Mentions: During next 2 weeks, the visual acuity in the right eye deteriorated to hand motions, but that of the left eye was unchanged. In the right eye, the exudative RD extended to the fovea and a subretinal fibrotic band grew across the macula (Fig. 3A, C, E). In the left eye, multiple exudative flecks appeared on the posterior pole (Fig. 3B, D, F). B-scan ultrasonography of the right eye revealed an inferior bullous RD with a shifting of subretinal fluid (Fig. 4). We stopped oral corticosteroid and cyclosporine treatment and considered surgical management for the right eye. Two months after his first visit to our clinic, transscleral drainage of subretinal fluid, gas injection through the pars plana, radial scleral buckling, and focal laser photocoagulation were performed on the right eye. One month after the operation, fundus examination showed diminution of the exudative RD in the right eye and the new development of an exudative RD inferiorly in the left eye. His visual acuity was hand motions in the right eye and 20/40 in the left.

Bottom Line: However, the subretinal fluid was not absorbed.The retina was attached successfully in both eyes.Visual acuity improved to 20/50 in his left eye but did not improve in the right eye due to subretinal fibrotic scarring and atropic changes on the macula.

View Article: PubMed Central - PubMed

Affiliation: Department of Ophthalmology, Mokdong Hospital, Ewha Womans University College of Medicine, Seoul, Korea.

ABSTRACT

Purpose: To report a case of bilateral bullous exudative retinal detachment in central serous chorioretinopathy (CSC) which was attached by vitrectomy and internal drainage of the subretinal fluid.

Methods: A 47-year-old man affected by bilateral atypical CSC with a bullous retinal detachment with subretinal exudate. A fluorescein angiogram (FAG) showed multiple points of leakage and staining of subretinal fibrosis. A tentative diagnosis of Vogt-Koyanagi-Harada (VKH) syndrome was made and the patient was treated with systemic corticosteroids and immunosuppressive agents. However, the subretinal fluid was not absorbed. He was then treated with vitrectomy and internal drainage of subretinal fluid.

Results: The retina was attached successfully in both eyes. Visual acuity improved to 20/50 in his left eye but did not improve in the right eye due to subretinal fibrotic scarring and atropic changes on the macula.
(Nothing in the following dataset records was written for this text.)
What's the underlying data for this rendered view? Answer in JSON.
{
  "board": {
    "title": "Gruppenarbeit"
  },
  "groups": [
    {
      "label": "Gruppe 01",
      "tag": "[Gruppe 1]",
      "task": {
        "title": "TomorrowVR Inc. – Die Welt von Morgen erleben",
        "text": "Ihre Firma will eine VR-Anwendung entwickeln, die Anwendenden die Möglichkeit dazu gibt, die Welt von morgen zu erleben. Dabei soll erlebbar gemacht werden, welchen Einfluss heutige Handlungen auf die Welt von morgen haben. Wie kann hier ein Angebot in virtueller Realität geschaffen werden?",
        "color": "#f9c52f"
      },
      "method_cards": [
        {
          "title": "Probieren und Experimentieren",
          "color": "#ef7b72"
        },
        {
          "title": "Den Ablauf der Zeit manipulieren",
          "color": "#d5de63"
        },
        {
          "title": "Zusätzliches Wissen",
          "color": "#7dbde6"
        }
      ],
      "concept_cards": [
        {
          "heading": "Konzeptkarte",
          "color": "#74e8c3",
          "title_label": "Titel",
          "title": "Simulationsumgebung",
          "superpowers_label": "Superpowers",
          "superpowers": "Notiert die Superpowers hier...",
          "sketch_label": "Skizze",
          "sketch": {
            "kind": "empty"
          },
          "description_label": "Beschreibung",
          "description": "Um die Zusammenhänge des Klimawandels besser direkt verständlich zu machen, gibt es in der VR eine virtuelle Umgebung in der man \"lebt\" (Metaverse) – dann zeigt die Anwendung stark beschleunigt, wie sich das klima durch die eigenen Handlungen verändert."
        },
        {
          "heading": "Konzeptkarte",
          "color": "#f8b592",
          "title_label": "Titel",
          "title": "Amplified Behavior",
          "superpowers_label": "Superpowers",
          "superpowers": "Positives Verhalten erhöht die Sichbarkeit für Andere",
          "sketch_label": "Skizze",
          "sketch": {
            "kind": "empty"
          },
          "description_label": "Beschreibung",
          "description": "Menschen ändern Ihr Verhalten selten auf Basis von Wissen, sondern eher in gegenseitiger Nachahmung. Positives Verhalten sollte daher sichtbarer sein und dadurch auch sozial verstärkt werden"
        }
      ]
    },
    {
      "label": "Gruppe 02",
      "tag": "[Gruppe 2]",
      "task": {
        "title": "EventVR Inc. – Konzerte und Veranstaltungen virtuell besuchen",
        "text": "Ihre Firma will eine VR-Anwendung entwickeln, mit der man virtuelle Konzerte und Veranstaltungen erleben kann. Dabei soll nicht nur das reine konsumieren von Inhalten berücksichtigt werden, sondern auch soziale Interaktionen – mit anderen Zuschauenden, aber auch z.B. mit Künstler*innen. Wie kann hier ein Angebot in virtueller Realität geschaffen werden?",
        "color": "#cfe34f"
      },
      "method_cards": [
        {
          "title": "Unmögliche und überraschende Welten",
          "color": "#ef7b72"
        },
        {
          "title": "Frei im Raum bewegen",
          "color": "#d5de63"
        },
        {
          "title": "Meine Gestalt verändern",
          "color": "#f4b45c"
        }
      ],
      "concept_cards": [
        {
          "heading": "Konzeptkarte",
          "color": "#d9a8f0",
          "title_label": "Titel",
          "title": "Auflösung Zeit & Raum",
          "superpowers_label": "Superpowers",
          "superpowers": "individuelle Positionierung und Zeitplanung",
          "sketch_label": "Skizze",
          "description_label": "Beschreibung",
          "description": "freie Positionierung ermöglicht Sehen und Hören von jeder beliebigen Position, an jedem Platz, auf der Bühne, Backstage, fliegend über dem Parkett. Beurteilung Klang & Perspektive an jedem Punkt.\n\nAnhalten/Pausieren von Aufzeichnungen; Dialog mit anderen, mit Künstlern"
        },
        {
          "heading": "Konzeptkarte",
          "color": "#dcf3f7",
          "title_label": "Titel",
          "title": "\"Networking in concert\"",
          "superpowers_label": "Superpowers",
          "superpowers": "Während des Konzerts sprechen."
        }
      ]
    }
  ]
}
Conclusions: Our case suggests that the surgical management of bullous exudative retinal detachment is safe and necessary.

Show MeSH
Related in: MedlinePlus